Addressing Common Concerns and Misconceptions

Most people talk to their friends, family, or strangers on the internet about contraception before they get in touch with a healthcare provider. While this crowdsourcing may be a good start, it also often leads to more questions, concerns, and even misconceptions about birth control.

Because every situation is different, the best way to make a fully informed decision about contraceptives is to speak with a qualified healthcare professional. This is not to say that people outside the medical office are always wrong, just that they might only know what’s best for their own circumstances.

Part of contraception counseling involves making sure women understand their own menstrual cycle, fertility patterns, and basic reproduction. Then we factor in health history, specific family planning desires and goals, personal habits, sexual health goals or needs, and any reasons why certain types of contraceptives are off the table.

Tips for Talking to Healthcare Providers

Healthcare providers, especially those who focus on women’s health, are very mindful about creating a comfortable space for women to learn about birth control options. Family planning is something every woman should be empowered to determine for herself. That requires a good understanding of how each form of birth control works and an opportunity to think through every choice.

Women who have never used any contraception, who don’t understand their current method of birth control, who are having side effects, or who simply want to be better informed, should see a qualified women’s healthcare professional. It is important to work with a provider who is patient, informative, non-judgmental, and supportive of individual choices.

Making Informed Decisions About Your Sexual Health

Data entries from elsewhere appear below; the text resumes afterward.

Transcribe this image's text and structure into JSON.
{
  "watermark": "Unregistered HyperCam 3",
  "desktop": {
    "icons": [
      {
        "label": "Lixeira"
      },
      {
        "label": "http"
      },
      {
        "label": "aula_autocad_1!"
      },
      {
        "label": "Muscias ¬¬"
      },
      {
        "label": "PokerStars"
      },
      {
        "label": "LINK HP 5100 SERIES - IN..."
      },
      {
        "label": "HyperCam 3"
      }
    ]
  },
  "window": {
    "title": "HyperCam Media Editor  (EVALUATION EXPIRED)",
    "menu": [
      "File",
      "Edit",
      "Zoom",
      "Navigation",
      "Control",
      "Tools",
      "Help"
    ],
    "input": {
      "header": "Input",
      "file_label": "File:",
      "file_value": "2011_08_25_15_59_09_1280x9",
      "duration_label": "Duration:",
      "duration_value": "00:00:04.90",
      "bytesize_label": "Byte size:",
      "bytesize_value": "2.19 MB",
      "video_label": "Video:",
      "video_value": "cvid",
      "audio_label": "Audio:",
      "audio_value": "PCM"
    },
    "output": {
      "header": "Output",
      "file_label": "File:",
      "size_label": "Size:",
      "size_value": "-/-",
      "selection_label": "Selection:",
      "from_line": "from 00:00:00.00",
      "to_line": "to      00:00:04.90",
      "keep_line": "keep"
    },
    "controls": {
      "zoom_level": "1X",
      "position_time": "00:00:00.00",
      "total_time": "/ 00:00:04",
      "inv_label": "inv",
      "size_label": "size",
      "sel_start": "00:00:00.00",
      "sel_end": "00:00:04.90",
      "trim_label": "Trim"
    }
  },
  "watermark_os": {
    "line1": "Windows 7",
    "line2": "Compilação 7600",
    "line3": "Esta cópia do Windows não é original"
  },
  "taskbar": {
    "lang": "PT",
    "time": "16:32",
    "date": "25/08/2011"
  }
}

Family planning and contraception are very important topics for each woman to consider. As this guide has shown by only covering the basics, there are many options and many individualized reasons for choosing or refusing any given one.

Women who are, or plan to be, sexually active are encouraged to think about their personal priorities for preventing pregnancy. They should also jot down their personal preferences, health concerns, and a lifestyle overview before they make an appointment with a women’s healthcare provider. This makes it easier to evaluate each type of birth control as it is presented.


The West Grove Women’s Health Center providers partner with women every day to explore family planning. Our team provides compassionate care to each woman in whatever plans she has for planning or preventing pregnancy. We provide thorough counseling, and we sit with each patient until every question has been answered. We also prescribe birth control and insert IUDs.

Contact us to schedule a contraceptive counseling appointment, or to schedule a women’s health exam at our West Grove Women’s Health Center.